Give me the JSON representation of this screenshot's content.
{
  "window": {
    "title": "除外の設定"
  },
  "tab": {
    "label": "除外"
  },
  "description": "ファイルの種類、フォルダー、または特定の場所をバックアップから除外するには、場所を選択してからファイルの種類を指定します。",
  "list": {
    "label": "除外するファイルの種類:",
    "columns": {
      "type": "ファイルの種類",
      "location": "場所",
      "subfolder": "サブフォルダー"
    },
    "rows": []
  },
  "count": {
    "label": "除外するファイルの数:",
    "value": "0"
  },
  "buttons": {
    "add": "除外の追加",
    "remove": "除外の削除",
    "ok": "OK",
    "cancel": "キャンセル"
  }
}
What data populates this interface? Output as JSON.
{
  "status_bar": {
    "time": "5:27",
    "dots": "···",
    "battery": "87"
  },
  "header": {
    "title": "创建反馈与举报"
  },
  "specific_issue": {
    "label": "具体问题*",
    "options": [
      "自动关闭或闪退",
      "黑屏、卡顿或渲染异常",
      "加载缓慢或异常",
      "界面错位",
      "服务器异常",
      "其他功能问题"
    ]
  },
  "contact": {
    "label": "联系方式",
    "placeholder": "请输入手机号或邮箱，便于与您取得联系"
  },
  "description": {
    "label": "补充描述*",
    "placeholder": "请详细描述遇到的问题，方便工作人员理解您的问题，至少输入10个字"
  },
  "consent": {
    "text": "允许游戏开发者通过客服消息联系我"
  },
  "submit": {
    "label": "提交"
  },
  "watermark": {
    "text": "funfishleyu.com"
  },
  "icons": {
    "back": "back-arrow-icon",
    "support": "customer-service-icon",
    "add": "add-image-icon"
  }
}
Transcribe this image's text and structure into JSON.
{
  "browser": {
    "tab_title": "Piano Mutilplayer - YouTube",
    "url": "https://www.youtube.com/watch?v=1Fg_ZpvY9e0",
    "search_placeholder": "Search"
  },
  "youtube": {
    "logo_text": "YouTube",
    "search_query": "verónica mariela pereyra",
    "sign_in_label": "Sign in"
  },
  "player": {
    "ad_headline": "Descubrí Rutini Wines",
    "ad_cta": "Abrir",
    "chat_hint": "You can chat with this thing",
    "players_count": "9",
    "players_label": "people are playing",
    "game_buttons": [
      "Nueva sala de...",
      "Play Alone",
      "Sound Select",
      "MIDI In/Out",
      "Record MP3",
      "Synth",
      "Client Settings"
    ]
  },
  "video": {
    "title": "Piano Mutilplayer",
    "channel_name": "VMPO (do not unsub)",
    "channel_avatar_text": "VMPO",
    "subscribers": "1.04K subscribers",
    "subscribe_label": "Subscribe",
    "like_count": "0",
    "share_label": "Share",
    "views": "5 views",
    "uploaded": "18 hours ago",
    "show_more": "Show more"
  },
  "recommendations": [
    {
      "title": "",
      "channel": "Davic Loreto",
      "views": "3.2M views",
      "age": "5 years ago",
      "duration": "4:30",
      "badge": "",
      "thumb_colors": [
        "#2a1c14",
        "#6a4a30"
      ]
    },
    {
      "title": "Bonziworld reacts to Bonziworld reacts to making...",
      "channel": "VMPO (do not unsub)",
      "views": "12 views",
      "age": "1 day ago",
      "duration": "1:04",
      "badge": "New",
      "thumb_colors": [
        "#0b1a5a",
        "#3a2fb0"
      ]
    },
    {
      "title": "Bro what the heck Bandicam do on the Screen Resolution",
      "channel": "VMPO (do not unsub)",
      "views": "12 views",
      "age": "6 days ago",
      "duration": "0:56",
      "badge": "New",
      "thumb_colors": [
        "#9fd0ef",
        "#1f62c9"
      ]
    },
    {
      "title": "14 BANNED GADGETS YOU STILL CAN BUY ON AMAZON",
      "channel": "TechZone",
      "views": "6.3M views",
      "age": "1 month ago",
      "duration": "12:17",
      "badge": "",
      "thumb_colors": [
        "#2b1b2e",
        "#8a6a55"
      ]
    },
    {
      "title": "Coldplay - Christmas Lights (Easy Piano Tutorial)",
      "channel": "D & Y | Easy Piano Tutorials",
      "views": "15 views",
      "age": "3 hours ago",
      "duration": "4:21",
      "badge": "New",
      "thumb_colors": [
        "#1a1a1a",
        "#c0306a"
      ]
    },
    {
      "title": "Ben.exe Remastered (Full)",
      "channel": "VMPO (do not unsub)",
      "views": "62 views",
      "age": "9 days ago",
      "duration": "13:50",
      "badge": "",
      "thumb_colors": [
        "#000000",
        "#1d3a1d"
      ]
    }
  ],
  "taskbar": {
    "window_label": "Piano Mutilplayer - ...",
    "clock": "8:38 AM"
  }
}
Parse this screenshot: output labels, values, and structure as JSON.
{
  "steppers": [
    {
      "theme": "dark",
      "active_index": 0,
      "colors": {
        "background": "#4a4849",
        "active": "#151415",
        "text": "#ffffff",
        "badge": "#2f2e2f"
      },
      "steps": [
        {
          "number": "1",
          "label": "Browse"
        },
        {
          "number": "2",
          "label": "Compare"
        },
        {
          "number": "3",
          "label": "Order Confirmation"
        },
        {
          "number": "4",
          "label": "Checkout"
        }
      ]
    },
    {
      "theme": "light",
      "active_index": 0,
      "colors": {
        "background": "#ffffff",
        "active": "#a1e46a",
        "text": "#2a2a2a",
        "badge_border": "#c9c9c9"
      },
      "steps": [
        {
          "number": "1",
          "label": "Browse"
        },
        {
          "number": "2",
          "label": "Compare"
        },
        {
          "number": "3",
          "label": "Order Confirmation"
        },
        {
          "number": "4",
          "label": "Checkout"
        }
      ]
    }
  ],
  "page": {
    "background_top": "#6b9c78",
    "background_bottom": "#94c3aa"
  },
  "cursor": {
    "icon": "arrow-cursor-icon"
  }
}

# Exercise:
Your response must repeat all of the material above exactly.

# Your solution:
Give me the JSON representation of this screenshot's content.
{
  "window": {
    "title": "除外の設定"
  },
  "tab": {
    "label": "除外"
  },
  "description": "ファイルの種類、フォルダー、または特定の場所をバックアップから除外するには、場所を選択してからファイルの種類を指定します。",
  "list": {
    "label": "除外するファイルの種類:",
    "columns": {
      "type": "ファイルの種類",
      "location": "場所",
      "subfolder": "サブフォルダー"
    },
    "rows": []
  },
  "count": {
    "label": "除外するファイルの数:",
    "value": "0"
  },
  "buttons": {
    "add": "除外の追加",
    "remove": "除外の削除",
    "ok": "OK",
    "cancel": "キャンセル"
  }
}
What data populates this interface? Output as JSON.
{
  "status_bar": {
    "time": "5:27",
    "dots": "···",
    "battery": "87"
  },
  "header": {
    "title": "创建反馈与举报"
  },
  "specific_issue": {
    "label": "具体问题*",
    "options": [
      "自动关闭或闪退",
      "黑屏、卡顿或渲染异常",
      "加载缓慢或异常",
      "界面错位",
      "服务器异常",
      "其他功能问题"
    ]
  },
  "contact": {
    "label": "联系方式",
    "placeholder": "请输入手机号或邮箱，便于与您取得联系"
  },
  "description": {
    "label": "补充描述*",
    "placeholder": "请详细描述遇到的问题，方便工作人员理解您的问题，至少输入10个字"
  },
  "consent": {
    "text": "允许游戏开发者通过客服消息联系我"
  },
  "submit": {
    "label": "提交"
  },
  "watermark": {
    "text": "funfishleyu.com"
  },
  "icons": {
    "back": "back-arrow-icon",
    "support": "customer-service-icon",
    "add": "add-image-icon"
  }
}
Transcribe this image's text and structure into JSON.
{
  "browser": {
    "tab_title": "Piano Mutilplayer - YouTube",
    "url": "https://www.youtube.com/watch?v=1Fg_ZpvY9e0",
    "search_placeholder": "Search"
  },
  "youtube": {
    "logo_text": "YouTube",
    "search_query": "verónica mariela pereyra",
    "sign_in_label": "Sign in"
  },
  "player": {
    "ad_headline": "Descubrí Rutini Wines",
    "ad_cta": "Abrir",
    "chat_hint": "You can chat with this thing",
    "players_count": "9",
    "players_label": "people are playing",
    "game_buttons": [
      "Nueva sala de...",
      "Play Alone",
      "Sound Select",
      "MIDI In/Out",
      "Record MP3",
      "Synth",
      "Client Settings"
    ]
  },
  "video": {
    "title": "Piano Mutilplayer",
    "channel_name": "VMPO (do not unsub)",
    "channel_avatar_text": "VMPO",
    "subscribers": "1.04K subscribers",
    "subscribe_label": "Subscribe",
    "like_count": "0",
    "share_label": "Share",
    "views": "5 views",
    "uploaded": "18 hours ago",
    "show_more": "Show more"
  },
  "recommendations": [
    {
      "title": "",
      "channel": "Davic Loreto",
      "views": "3.2M views",
      "age": "5 years ago",
      "duration": "4:30",
      "badge": "",
      "thumb_colors": [
        "#2a1c14",
        "#6a4a30"
      ]
    },
    {
      "title": "Bonziworld reacts to Bonziworld reacts to making...",
      "channel": "VMPO (do not unsub)",
      "views": "12 views",
      "age": "1 day ago",
      "duration": "1:04",
      "badge": "New",
      "thumb_colors": [
        "#0b1a5a",
        "#3a2fb0"
      ]
    },
    {
      "title": "Bro what the heck Bandicam do on the Screen Resolution",
      "channel": "VMPO (do not unsub)",
      "views": "12 views",
      "age": "6 days ago",
      "duration": "0:56",
      "badge": "New",
      "thumb_colors": [
        "#9fd0ef",
        "#1f62c9"
      ]
    },
    {
      "title": "14 BANNED GADGETS YOU STILL CAN BUY ON AMAZON",
      "channel": "TechZone",
      "views": "6.3M views",
      "age": "1 month ago",
      "duration": "12:17",
      "badge": "",
      "thumb_colors": [
        "#2b1b2e",
        "#8a6a55"
      ]
    },
    {
      "title": "Coldplay - Christmas Lights (Easy Piano Tutorial)",
      "channel": "D & Y | Easy Piano Tutorials",
      "views": "15 views",
      "age": "3 hours ago",
      "duration": "4:21",
      "badge": "New",
      "thumb_colors": [
        "#1a1a1a",
        "#c0306a"
      ]
    },
    {
      "title": "Ben.exe Remastered (Full)",
      "channel": "VMPO (do not unsub)",
      "views": "62 views",
      "age": "9 days ago",
      "duration": "13:50",
      "badge": "",
      "thumb_colors": [
        "#000000",
        "#1d3a1d"
      ]
    }
  ],
  "taskbar": {
    "window_label": "Piano Mutilplayer - ...",
    "clock": "8:38 AM"
  }
}
Parse this screenshot: output labels, values, and structure as JSON.
{
  "steppers": [
    {
      "theme": "dark",
      "active_index": 0,
      "colors": {
        "background": "#4a4849",
        "active": "#151415",
        "text": "#ffffff",
        "badge": "#2f2e2f"
      },
      "steps": [
        {
          "number": "1",
          "label": "Browse"
        },
        {
          "number": "2",
          "label": "Compare"
        },
        {
          "number": "3",
          "label": "Order Confirmation"
        },
        {
          "number": "4",
          "label": "Checkout"
        }
      ]
    },
    {
      "theme": "light",
      "active_index": 0,
      "colors": {
        "background": "#ffffff",
        "active": "#a1e46a",
        "text": "#2a2a2a",
        "badge_border": "#c9c9c9"
      },
      "steps": [
        {
          "number": "1",
          "label": "Browse"
        },
        {
          "number": "2",
          "label": "Compare"
        },
        {
          "number": "3",
          "label": "Order Confirmation"
        },
        {
          "number": "4",
          "label": "Checkout"
        }
      ]
    }
  ],
  "page": {
    "background_top": "#6b9c78",
    "background_bottom": "#94c3aa"
  },
  "cursor": {
    "icon": "arrow-cursor-icon"
  }
}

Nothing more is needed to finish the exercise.